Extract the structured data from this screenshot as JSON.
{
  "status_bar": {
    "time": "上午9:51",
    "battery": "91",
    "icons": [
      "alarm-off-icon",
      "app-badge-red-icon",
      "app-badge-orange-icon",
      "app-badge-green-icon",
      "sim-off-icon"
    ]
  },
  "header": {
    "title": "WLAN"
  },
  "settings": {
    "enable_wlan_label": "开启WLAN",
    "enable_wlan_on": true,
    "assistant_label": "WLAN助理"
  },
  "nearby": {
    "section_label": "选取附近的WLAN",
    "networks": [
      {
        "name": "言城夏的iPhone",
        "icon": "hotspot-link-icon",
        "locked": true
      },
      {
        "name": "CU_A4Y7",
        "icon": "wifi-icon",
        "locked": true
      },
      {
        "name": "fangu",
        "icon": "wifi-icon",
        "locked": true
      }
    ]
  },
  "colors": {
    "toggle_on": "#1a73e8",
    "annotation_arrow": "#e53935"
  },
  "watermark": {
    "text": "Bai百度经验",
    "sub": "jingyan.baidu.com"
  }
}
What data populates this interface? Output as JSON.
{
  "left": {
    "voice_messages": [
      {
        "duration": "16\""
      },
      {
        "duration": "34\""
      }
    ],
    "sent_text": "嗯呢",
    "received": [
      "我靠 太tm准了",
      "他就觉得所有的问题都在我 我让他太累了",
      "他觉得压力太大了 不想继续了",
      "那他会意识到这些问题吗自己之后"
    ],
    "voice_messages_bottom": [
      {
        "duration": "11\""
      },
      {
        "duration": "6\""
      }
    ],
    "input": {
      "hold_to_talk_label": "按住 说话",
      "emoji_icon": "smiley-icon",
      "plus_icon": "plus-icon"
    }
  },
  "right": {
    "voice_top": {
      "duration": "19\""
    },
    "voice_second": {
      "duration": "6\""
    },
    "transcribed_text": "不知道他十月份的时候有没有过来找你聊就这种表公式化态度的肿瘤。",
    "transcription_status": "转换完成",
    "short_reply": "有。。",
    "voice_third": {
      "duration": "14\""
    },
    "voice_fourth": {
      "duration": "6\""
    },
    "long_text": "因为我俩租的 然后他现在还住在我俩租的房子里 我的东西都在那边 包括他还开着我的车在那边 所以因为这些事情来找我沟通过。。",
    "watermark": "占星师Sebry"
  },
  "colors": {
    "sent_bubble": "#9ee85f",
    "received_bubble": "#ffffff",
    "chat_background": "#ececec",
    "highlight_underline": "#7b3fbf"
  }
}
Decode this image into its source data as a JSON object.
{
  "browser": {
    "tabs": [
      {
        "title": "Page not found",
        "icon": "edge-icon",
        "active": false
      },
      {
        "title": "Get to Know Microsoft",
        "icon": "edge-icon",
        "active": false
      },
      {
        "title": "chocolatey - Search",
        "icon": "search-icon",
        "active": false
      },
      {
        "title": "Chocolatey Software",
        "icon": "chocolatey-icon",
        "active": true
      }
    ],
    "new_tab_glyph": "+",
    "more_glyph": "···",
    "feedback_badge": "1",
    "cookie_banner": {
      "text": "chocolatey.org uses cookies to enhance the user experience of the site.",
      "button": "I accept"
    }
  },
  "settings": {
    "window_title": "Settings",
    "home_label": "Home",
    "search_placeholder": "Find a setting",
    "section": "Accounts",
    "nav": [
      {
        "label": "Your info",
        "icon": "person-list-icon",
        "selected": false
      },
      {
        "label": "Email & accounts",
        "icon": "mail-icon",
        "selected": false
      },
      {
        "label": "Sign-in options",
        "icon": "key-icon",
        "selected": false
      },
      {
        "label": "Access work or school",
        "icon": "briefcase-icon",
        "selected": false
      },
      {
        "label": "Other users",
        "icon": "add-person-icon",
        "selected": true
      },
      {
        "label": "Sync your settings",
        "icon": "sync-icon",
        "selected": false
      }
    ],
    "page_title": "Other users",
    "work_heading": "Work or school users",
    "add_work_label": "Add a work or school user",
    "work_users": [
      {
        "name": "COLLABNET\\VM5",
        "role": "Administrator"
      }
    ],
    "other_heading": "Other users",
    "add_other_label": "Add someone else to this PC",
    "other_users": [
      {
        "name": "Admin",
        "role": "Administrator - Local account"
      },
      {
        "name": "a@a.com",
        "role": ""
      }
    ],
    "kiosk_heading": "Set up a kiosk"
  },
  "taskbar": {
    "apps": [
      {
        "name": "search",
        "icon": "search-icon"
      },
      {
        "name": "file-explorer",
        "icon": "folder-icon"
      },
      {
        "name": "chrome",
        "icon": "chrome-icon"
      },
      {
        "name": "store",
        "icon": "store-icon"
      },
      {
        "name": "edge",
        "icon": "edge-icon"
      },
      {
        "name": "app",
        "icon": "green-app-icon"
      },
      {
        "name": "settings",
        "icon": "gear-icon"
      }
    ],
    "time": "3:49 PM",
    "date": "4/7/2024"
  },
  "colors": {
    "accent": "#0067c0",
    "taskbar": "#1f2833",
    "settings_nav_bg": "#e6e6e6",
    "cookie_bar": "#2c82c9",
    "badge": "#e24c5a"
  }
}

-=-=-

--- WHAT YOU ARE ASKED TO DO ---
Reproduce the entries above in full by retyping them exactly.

--- YOUR RESPONSE ---
Extract the structured data from this screenshot as JSON.
{
  "status_bar": {
    "time": "上午9:51",
    "battery": "91",
    "icons": [
      "alarm-off-icon",
      "app-badge-red-icon",
      "app-badge-orange-icon",
      "app-badge-green-icon",
      "sim-off-icon"
    ]
  },
  "header": {
    "title": "WLAN"
  },
  "settings": {
    "enable_wlan_label": "开启WLAN",
    "enable_wlan_on": true,
    "assistant_label": "WLAN助理"
  },
  "nearby": {
    "section_label": "选取附近的WLAN",
    "networks": [
      {
        "name": "言城夏的iPhone",
        "icon": "hotspot-link-icon",
        "locked": true
      },
      {
        "name": "CU_A4Y7",
        "icon": "wifi-icon",
        "locked": true
      },
      {
        "name": "fangu",
        "icon": "wifi-icon",
        "locked": true
      }
    ]
  },
  "colors": {
    "toggle_on": "#1a73e8",
    "annotation_arrow": "#e53935"
  },
  "watermark": {
    "text": "Bai百度经验",
    "sub": "jingyan.baidu.com"
  }
}
What data populates this interface? Output as JSON.
{
  "left": {
    "voice_messages": [
      {
        "duration": "16\""
      },
      {
        "duration": "34\""
      }
    ],
    "sent_text": "嗯呢",
    "received": [
      "我靠 太tm准了",
      "他就觉得所有的问题都在我 我让他太累了",
      "他觉得压力太大了 不想继续了",
      "那他会意识到这些问题吗自己之后"
    ],
    "voice_messages_bottom": [
      {
        "duration": "11\""
      },
      {
        "duration": "6\""
      }
    ],
    "input": {
      "hold_to_talk_label": "按住 说话",
      "emoji_icon": "smiley-icon",
      "plus_icon": "plus-icon"
    }
  },
  "right": {
    "voice_top": {
      "duration": "19\""
    },
    "voice_second": {
      "duration": "6\""
    },
    "transcribed_text": "不知道他十月份的时候有没有过来找你聊就这种表公式化态度的肿瘤。",
    "transcription_status": "转换完成",
    "short_reply": "有。。",
    "voice_third": {
      "duration": "14\""
    },
    "voice_fourth": {
      "duration": "6\""
    },
    "long_text": "因为我俩租的 然后他现在还住在我俩租的房子里 我的东西都在那边 包括他还开着我的车在那边 所以因为这些事情来找我沟通过。。",
    "watermark": "占星师Sebry"
  },
  "colors": {
    "sent_bubble": "#9ee85f",
    "received_bubble": "#ffffff",
    "chat_background": "#ececec",
    "highlight_underline": "#7b3fbf"
  }
}
Decode this image into its source data as a JSON object.
{
  "browser": {
    "tabs": [
      {
        "title": "Page not found",
        "icon": "edge-icon",
        "active": false
      },
      {
        "title": "Get to Know Microsoft",
        "icon": "edge-icon",
        "active": false
      },
      {
        "title": "chocolatey - Search",
        "icon": "search-icon",
        "active": false
      },
      {
        "title": "Chocolatey Software",
        "icon": "chocolatey-icon",
        "active": true
      }
    ],
    "new_tab_glyph": "+",
    "more_glyph": "···",
    "feedback_badge": "1",
    "cookie_banner": {
      "text": "chocolatey.org uses cookies to enhance the user experience of the site.",
      "button": "I accept"
    }
  },
  "settings": {
    "window_title": "Settings",
    "home_label": "Home",
    "search_placeholder": "Find a setting",
    "section": "Accounts",
    "nav": [
      {
        "label": "Your info",
        "icon": "person-list-icon",
        "selected": false
      },
      {
        "label": "Email & accounts",
        "icon": "mail-icon",
        "selected": false
      },
      {
        "label": "Sign-in options",
        "icon": "key-icon",
        "selected": false
      },
      {
        "label": "Access work or school",
        "icon": "briefcase-icon",
        "selected": false
      },
      {
        "label": "Other users",
        "icon": "add-person-icon",
        "selected": true
      },
      {
        "label": "Sync your settings",
        "icon": "sync-icon",
        "selected": false
      }
    ],
    "page_title": "Other users",
    "work_heading": "Work or school users",
    "add_work_label": "Add a work or school user",
    "work_users": [
      {
        "name": "COLLABNET\\VM5",
        "role": "Administrator"
      }
    ],
    "other_heading": "Other users",
    "add_other_label": "Add someone else to this PC",
    "other_users": [
      {
        "name": "Admin",
        "role": "Administrator - Local account"
      },
      {
        "name": "a@a.com",
        "role": ""
      }
    ],
    "kiosk_heading": "Set up a kiosk"
  },
  "taskbar": {
    "apps": [
      {
        "name": "search",
        "icon": "search-icon"
      },
      {
        "name": "file-explorer",
        "icon": "folder-icon"
      },
      {
        "name": "chrome",
        "icon": "chrome-icon"
      },
      {
        "name": "store",
        "icon": "store-icon"
      },
      {
        "name": "edge",
        "icon": "edge-icon"
      },
      {
        "name": "app",
        "icon": "green-app-icon"
      },
      {
        "name": "settings",
        "icon": "gear-icon"
      }
    ],
    "time": "3:49 PM",
    "date": "4/7/2024"
  },
  "colors": {
    "accent": "#0067c0",
    "taskbar": "#1f2833",
    "settings_nav_bg": "#e6e6e6",
    "cookie_bar": "#2c82c9",
    "badge": "#e24c5a"
  }
}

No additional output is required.